EXERCISE INSTRUCTIONS: Filter the data for "title" and copy matching lines.

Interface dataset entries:
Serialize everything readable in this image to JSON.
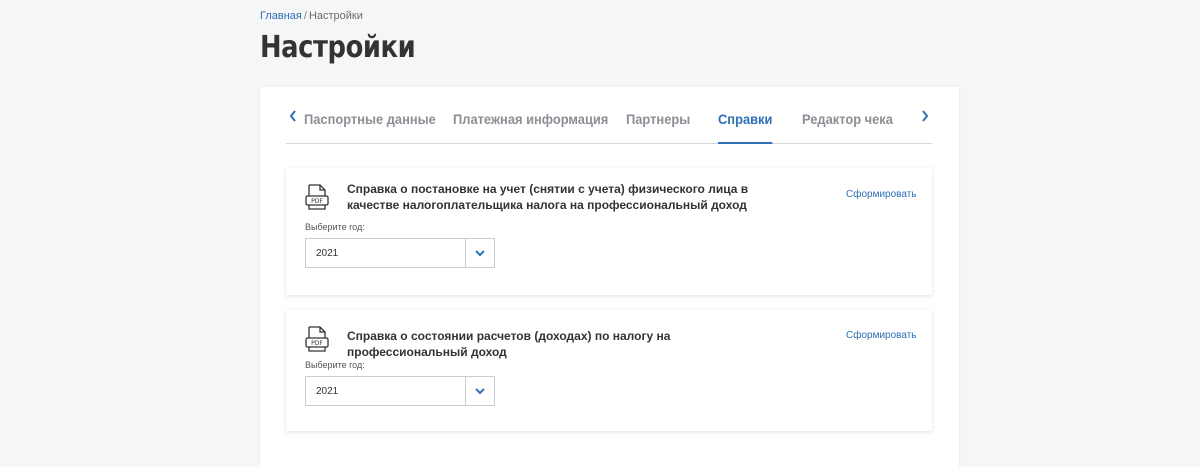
{
  "breadcrumb": {
    "home": "Главная",
    "separator": "/",
    "current": "Настройки"
  },
  "page": {
    "title": "Настройки"
  },
  "tabs": {
    "prev_icon": "chevron-left-icon",
    "next_icon": "chevron-right-icon",
    "items": [
      {
        "label": "Паспортные данные",
        "active": false
      },
      {
        "label": "Платежная информация",
        "active": false
      },
      {
        "label": "Партнеры",
        "active": false
      },
      {
        "label": "Справки",
        "active": true
      },
      {
        "label": "Редактор чека",
        "active": false
      }
    ]
  },
  "cards": [
    {
      "icon": "pdf-icon",
      "title": "Справка о постановке на учет (снятии с учета) физического лица в качестве налогоплательщика налога на профессиональный доход",
      "action": "Сформировать",
      "year_label": "Выберите год:",
      "year_value": "2021"
    },
    {
      "icon": "pdf-icon",
      "title": "Справка о состоянии расчетов (доходах) по налогу на профессиональный доход",
      "action": "Сформировать",
      "year_label": "Выберите год:",
      "year_value": "2021"
    }
  ],
  "colors": {
    "accent": "#2f6fb5",
    "background": "#f5f6f8",
    "muted": "#8a8f96"
  }
}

RESULT BELOW:
    "title": "Настройки"
      "title": "Справка о постановке на учет (снятии с учета) физического лица в качестве налогоплательщика налога на профессиональный доход",
      "title": "Справка о состоянии расчетов (доходах) по налогу на профессиональный доход",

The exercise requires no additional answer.